The epitome of busy
Published 4:54 am Wednesday, July 12, 2006
Story and photo by Lydia Grimes
Connie Rush stays busy - from home schooling to catering to knitting, she has her hands full.
Rush is a teacher who has turned her training toward educating her own children.
She not only teaches her children, but she is also the administrator of Cornerstone Christian School, the local home schooling program. The school is made up of the children of seven families in the area who have chosen to home school their children.
She began home schooling when her daughter, Allie, was in the first grade.
Cornerstone follows the same schedule as the public school.
Rush was born in Brewton while her parents, Gene and Nora Frazier, were living in East Brewton. She has an older brother, Tony Frazier, who is the Alabama state veterinarian, and a younger sister, Cami, who is a nurse anesthetist in Atlanta.
The family lived in East Brewton, and the children attended school at W.S. Neal. Rush attended North Brewton School for the tenth grade, but was soon back at W.S. Neal where she graduated in 1980. She was in the honor society and several other organizations. Her whole family was talented musicians and she played the clarinet in the band in high school. Her parents, along with their pastor's wife, made up a trio of singers who sang in churches and different functions.
When Rush was about 12 years old, she made her debut into the singing group.
Rush got some early training in motherhood and teaching. When Rush was about 13 years old, her sister Cami was born, and the older children were very proud of her. They felt as if it was their job to entertain the new baby with their singing and playing.
This ended when Cami got old enough to read and write. Cami wrote her mother a note and told her she was tired of having two mamas and two daddies.
After graduating from high school, Rush entered Jefferson Davis Community College.
After attending JDCC, she transferred to Auburn University and graduated in the spring of 1985 with a double major in health education and biology.
College not only gave her an education, it also introduced her to her future husband, Dru Rush, who was from Clay County. After graduation they were married and when a position for in the county extension service came open in Escambia County, he took the job and the couple moved to Brewton.
She taught eighth grade science at Escambia County Middle School from 1985 to 1990. When an opening became available in Brewton, she took on the seventh grade at Brewton Middle School and taught there for three years.
Allie was born in 1992, and Rush faced what most working mothers face.
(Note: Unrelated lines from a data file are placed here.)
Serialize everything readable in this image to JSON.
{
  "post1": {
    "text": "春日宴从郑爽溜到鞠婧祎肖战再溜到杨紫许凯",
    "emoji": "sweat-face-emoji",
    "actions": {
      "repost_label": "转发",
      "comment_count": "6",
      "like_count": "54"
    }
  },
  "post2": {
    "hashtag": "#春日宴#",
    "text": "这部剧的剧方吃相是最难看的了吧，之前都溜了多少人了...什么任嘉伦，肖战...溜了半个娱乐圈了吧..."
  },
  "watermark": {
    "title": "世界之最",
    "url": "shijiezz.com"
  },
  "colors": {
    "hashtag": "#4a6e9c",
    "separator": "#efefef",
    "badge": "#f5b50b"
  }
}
She was missing her baby.
The second child, Connor, was born in 1995. That same year Dru quit the extension service and took a job at Delta and Pine Land Company as a cotton specialist, producing cottonseed. He also moved his office into his home.
He now travels often, and with the children being in the home schooling program, they travel with him sometimes.
He also has a love of cooking and it has brought on a whole new business. His father brought some large drums home with him when he retired from ARP.
Dru made a grill out of the drums and soon had a thriving business going. The family got involved in the cooking and now run the “Pig Daddy's” barbecue using Dru's special sauce.
The barbecue business has kept the family pretty busy. They set up in downtown Brewton every other weekend and cater a lot of events for large companies such as NDI and Hyundai.
The also did their part in bringing food to the hurricane victims in Mississippi by going on several occasions to Waveland to distribute hot food.
The Rush family is very involved with their church and its activities. They support their church and work very hard in it.
Along with her friend Becky Jordan, Connie has started another ministry.
They got together and formed a Prayer Shawl Ministry. This is a ministry done by getting together and knitting shawls and praying at the same time. They even continue the praying and knitting at home when they sit down to do the work. The idea is to make a shawl for someone, usually using the knit three, pearl three to represent the Trinity. The members meet every other Monday at Cornerstone Church and knit and pray for an individual. When the shawl is completed, it is given to the person who has been prayed for. Rush said that they would welcome anyone who felt like sitting, praying and knitting at the same time.
The church is a very big part of her life. She is very active in most of the events going on there.
She is never without something to do. The family lives on Appleton Road in a large home. She loves to cook and has a rather large cookbook collection. She also is quite good at smocking and keeps a project going most of the time.
Rush may be a stay-at-home mother, but she keeps herself very busy with all the things with which she is involved.